▶ [Directions for this task]: Copy each line of the data that has "tuyệt" in it.
= Beginning of Section =
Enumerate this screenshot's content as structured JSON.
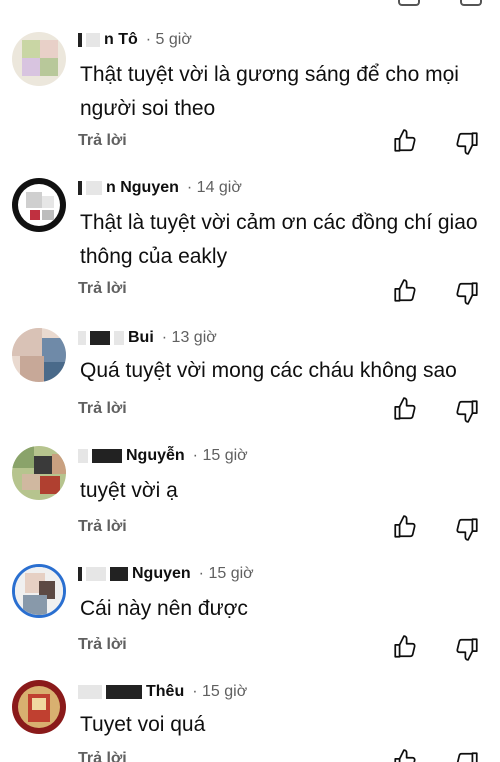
{
  "comments": [
    {
      "author": "n Tô",
      "time": "· 5 giờ",
      "text": "Thật tuyệt vời là gương sáng để cho mọi người soi theo",
      "reply_label": "Trả lời",
      "like_icon": "thumbs-up-icon",
      "dislike_icon": "thumbs-down-icon",
      "avatar_colors": [
        "#c9d6a4",
        "#e8d0c8",
        "#d8c4e0",
        "#b8c89a",
        "#f0e6d2"
      ]
    },
    {
      "author": "n Nguyen",
      "time": "· 14 giờ",
      "text": "Thật là tuyệt vời  cảm ơn  các đồng chí giao thông của eakly",
      "reply_label": "Trả lời",
      "like_icon": "thumbs-up-icon",
      "dislike_icon": "thumbs-down-icon",
      "avatar_colors": [
        "#111111",
        "#e8e8e8",
        "#c03040",
        "#444444",
        "#f4f4f4"
      ]
    },
    {
      "author": "Bui",
      "time": "· 13 giờ",
      "text": "Quá tuyệt vời mong các cháu không sao",
      "reply_label": "Trả lời",
      "like_icon": "thumbs-up-icon",
      "dislike_icon": "thumbs-down-icon",
      "avatar_colors": [
        "#d9c2b6",
        "#6f8aa8",
        "#e9d9cf",
        "#4a6a8a",
        "#c7a898"
      ]
    },
    {
      "author": "Nguyễn",
      "time": "· 15 giờ",
      "text": "tuyệt vời ạ",
      "reply_label": "Trả lời",
      "like_icon": "thumbs-up-icon",
      "dislike_icon": "thumbs-down-icon",
      "avatar_colors": [
        "#8aa36a",
        "#c9a080",
        "#3a3a3a",
        "#d0b8a0",
        "#b04030"
      ]
    },
    {
      "author": "Nguyen",
      "time": "· 15 giờ",
      "text": "Cái này nên được",
      "reply_label": "Trả lời",
      "like_icon": "thumbs-up-icon",
      "dislike_icon": "thumbs-down-icon",
      "avatar_colors": [
        "#2a6fd0",
        "#e6d0c4",
        "#8899aa",
        "#5d4a44",
        "#f0f0f0"
      ]
    },
    {
      "author": "Thêu",
      "time": "· 15 giờ",
      "text": "Tuyet voi quá",
      "reply_label": "Trả lời",
      "like_icon": "thumbs-up-icon",
      "dislike_icon": "thumbs-down-icon",
      "avatar_colors": [
        "#8a1a1a",
        "#d8b070",
        "#c04030",
        "#f0d8a0",
        "#6a2010"
      ]
    }
  ]
}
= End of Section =
▶ [Exercise answer]:
      "text": "Thật tuyệt vời là gương sáng để cho mọi người soi theo",
      "text": "Thật là tuyệt vời  cảm ơn  các đồng chí giao thông của eakly",
      "text": "Quá tuyệt vời mong các cháu không sao",
      "text": "tuyệt vời ạ",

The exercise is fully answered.